As a rule, you should train your body from the inside out.
Start with larger muscle groups like quads, glutes, lats, and pecs before moving on to the smaller muscles in the shoulders, arms, calves, or abs. The rational for this is pretty simple: smaller muscles fatigue more quickly than larger muscle groups. So, if you train a body part with smaller muscles, say forearms, and then proceed to work back or chest, your grip is going to fail long before the these body parts get a true workout.
Unless you’re completely new to the iron game, you probably use (or at least have heard about) training splits. Training splits divide the various muscle groups into different workouts throughout the week. The more frequently you train, the fewer body parts are covered in each workout.
Here’s an example of a 4-day training split:
Notice how each day starts with a more heavily muscled body part and moves away from the center of the body towards the smaller muscle groups on the periphery. Again, the goal is to work the biggest body part earliest in each training session when you’re freshest and strongest.
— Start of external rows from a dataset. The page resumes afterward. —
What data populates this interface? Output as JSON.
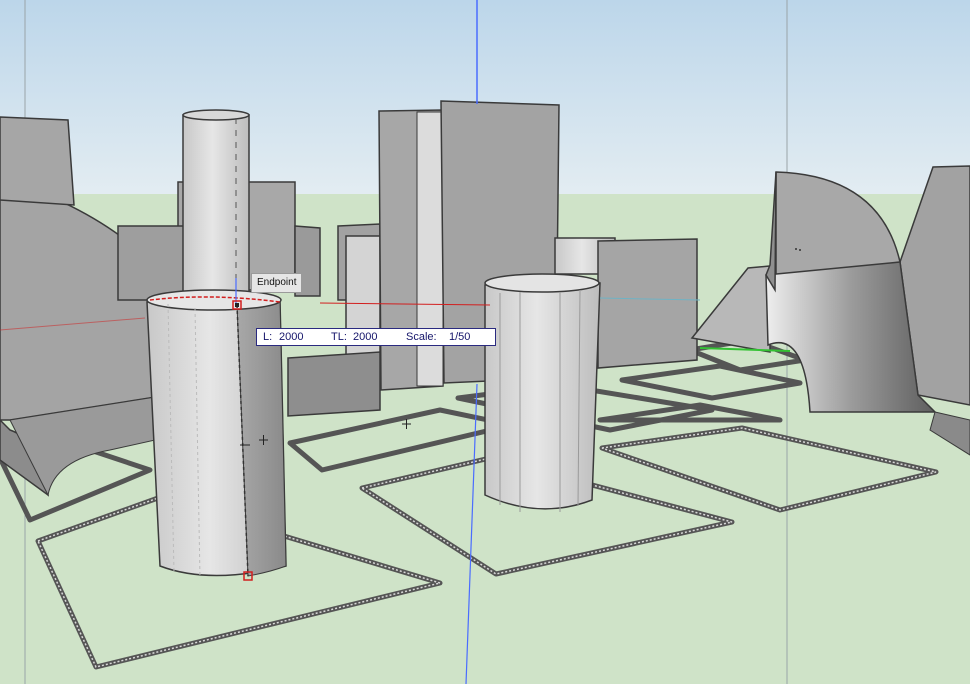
{
  "viewport": {
    "snap_tooltip": "Endpoint",
    "measure_bar": {
      "length_label": "L:",
      "length_value": "2000",
      "total_length_label": "TL:",
      "total_length_value": "2000",
      "scale_label": "Scale:",
      "scale_value": "1/50"
    },
    "colors": {
      "sky_top": "#bcd6ea",
      "sky_bottom": "#e4edf2",
      "ground": "#cfe3c8",
      "solid_face": "#a3a3a3",
      "solid_light": "#d2d2d2",
      "edge": "#3a3a3a",
      "blue_axis": "#4a6cff",
      "selection_red": "#d21f1f"
    }
  }
}
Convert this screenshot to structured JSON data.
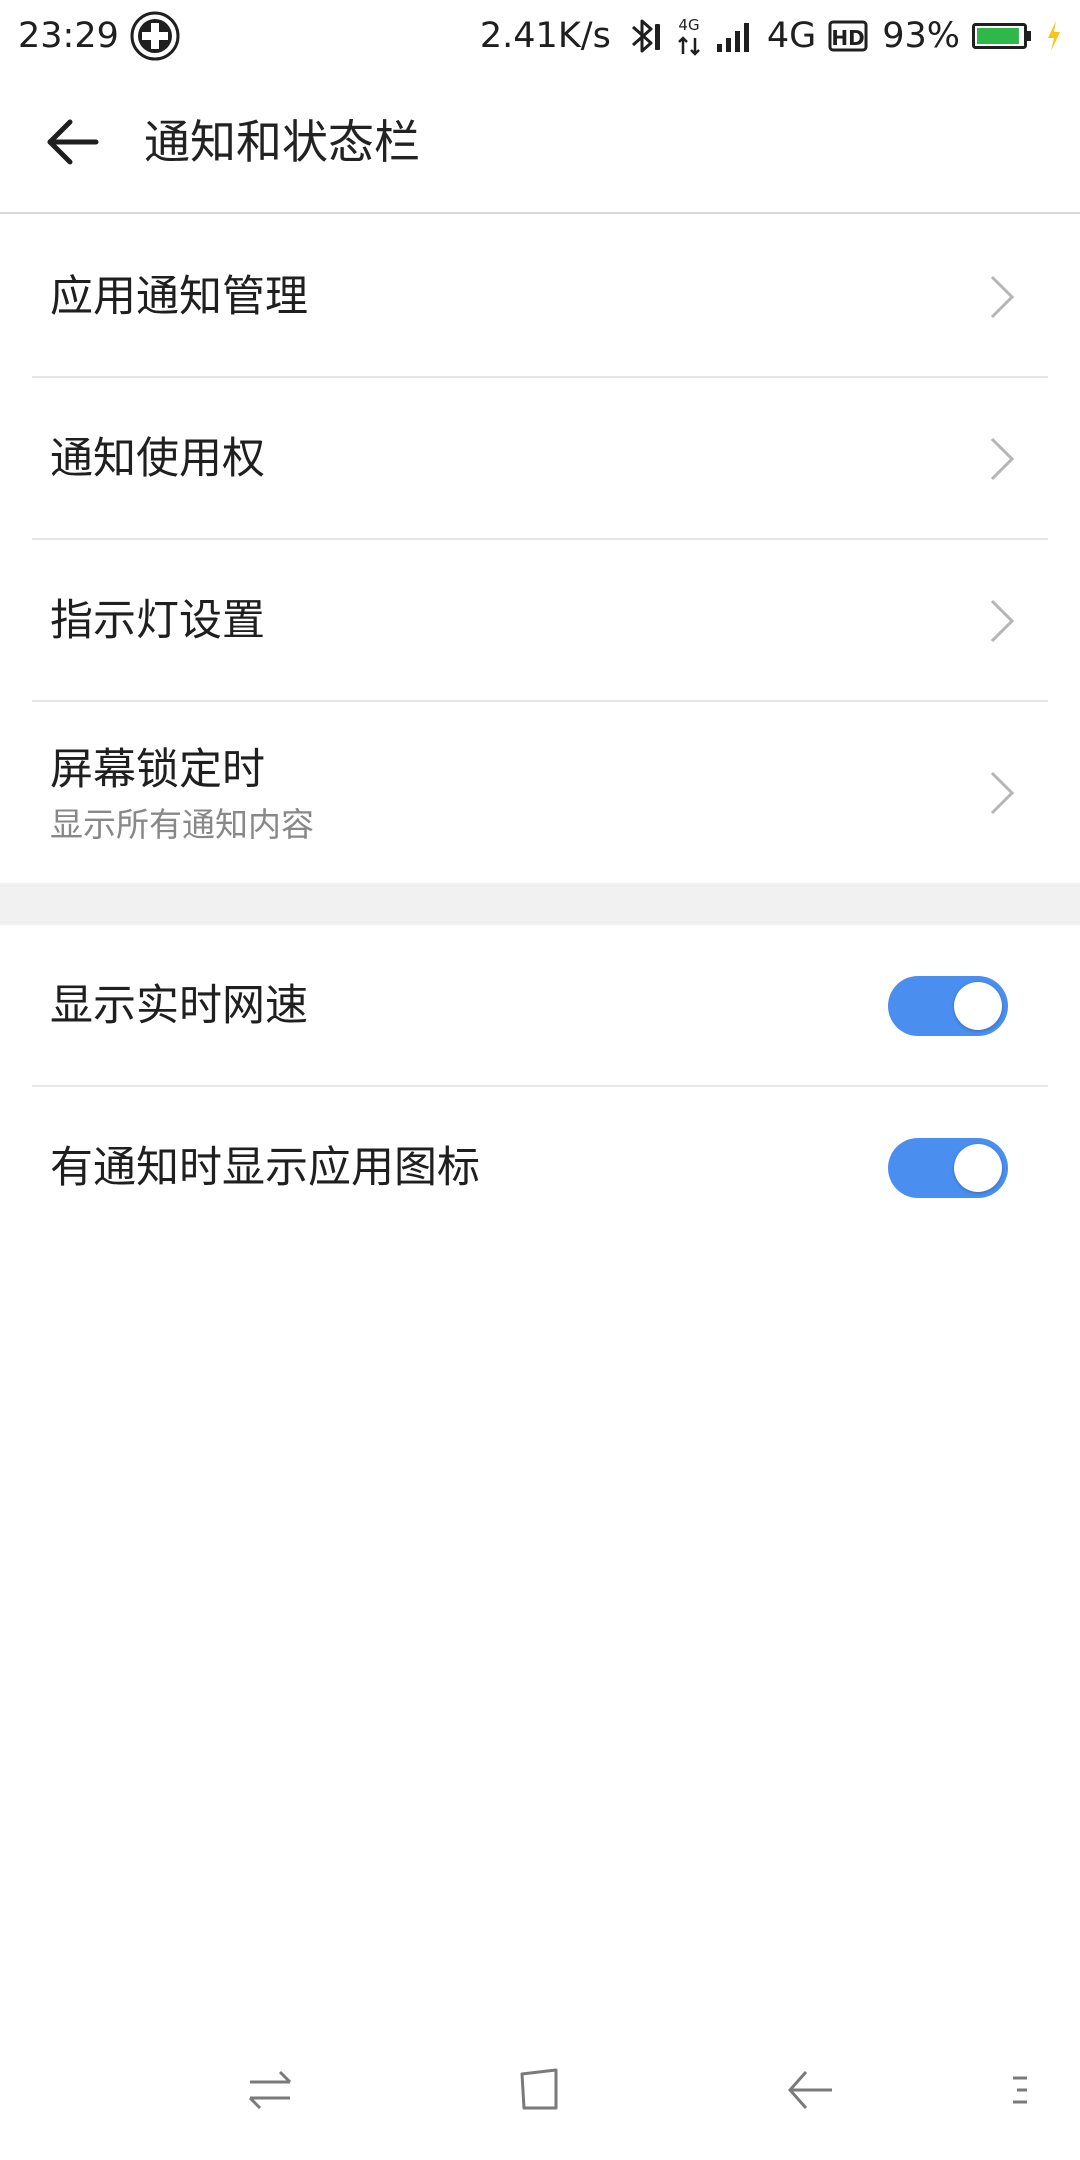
{
  "status_bar": {
    "time": "23:29",
    "net_speed": "2.41K/s",
    "network_label": "4G",
    "small_network_label": "4G",
    "hd_label": "HD",
    "battery_percent": "93%",
    "battery_level": 0.93,
    "battery_color": "#2fb84a",
    "charging_color": "#f5c518"
  },
  "header": {
    "title": "通知和状态栏"
  },
  "nav_items": [
    {
      "title": "应用通知管理"
    },
    {
      "title": "通知使用权"
    },
    {
      "title": "指示灯设置"
    },
    {
      "title": "屏幕锁定时",
      "subtitle": "显示所有通知内容"
    }
  ],
  "toggle_items": [
    {
      "title": "显示实时网速",
      "on": true
    },
    {
      "title": "有通知时显示应用图标",
      "on": true
    }
  ],
  "colors": {
    "accent": "#4a8ef0",
    "divider": "#e6e6e6",
    "section_gap": "#f1f1f1",
    "subtitle": "#888888"
  },
  "icons": {
    "back": "arrow-left-icon",
    "chevron": "chevron-right-icon",
    "nav_recents": "swap-arrows-icon",
    "nav_home": "square-icon",
    "nav_back": "back-arrow-icon",
    "nav_menu": "menu-lines-icon"
  }
}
The smaller muscles in the arms, delts, and lower legs will get pre-exhausted playing a supporting role in the heavier compound movements for the larger body parts. As a result, you won’t need to perform as many sets or different isolation exercises for smaller muscle groups.
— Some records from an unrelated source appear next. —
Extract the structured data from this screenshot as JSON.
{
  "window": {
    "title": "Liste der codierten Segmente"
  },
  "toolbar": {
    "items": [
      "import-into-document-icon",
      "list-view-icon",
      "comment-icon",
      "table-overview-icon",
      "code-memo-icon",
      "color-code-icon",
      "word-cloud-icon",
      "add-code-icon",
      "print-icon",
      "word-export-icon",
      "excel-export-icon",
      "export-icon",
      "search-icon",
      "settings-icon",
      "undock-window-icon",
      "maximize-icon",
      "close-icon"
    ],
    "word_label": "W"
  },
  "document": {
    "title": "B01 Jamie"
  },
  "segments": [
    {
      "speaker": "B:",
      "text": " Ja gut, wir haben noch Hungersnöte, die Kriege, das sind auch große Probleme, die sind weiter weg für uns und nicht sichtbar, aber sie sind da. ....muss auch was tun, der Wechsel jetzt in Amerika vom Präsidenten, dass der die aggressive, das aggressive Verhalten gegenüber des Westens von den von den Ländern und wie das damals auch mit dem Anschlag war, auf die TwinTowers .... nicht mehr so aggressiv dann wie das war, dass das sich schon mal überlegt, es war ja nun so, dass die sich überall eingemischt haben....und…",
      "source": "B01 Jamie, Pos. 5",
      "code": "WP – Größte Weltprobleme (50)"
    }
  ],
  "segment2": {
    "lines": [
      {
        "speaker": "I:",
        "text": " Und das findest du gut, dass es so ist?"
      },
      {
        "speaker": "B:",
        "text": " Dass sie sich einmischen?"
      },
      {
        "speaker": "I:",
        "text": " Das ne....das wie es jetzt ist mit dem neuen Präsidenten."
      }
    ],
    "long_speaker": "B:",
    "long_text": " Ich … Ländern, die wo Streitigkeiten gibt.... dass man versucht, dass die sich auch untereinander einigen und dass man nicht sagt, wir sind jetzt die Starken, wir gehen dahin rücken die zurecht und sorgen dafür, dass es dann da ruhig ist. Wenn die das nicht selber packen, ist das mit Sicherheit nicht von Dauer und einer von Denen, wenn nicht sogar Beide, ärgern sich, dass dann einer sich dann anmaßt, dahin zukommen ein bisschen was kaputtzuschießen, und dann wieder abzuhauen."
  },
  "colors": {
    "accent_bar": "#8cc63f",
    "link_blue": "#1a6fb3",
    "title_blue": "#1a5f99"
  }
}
Like all rules, there are exceptions to this one. For example, even though the abdominals are centrally located, exercises for this muscle group are generally performed at the end of each workout to preserve core stability for other lifts. Likewise, if you have a lagging body part, for instance, small shoulders sandwiched between a broad chest and big arms, it may make sense to prioritize delts in your workouts to balance out your proportions. The same logic applies to functional strength needed for sport. Hit the most important groups earlier in your workout while fatigue is lowest and muscle performance is at its peak.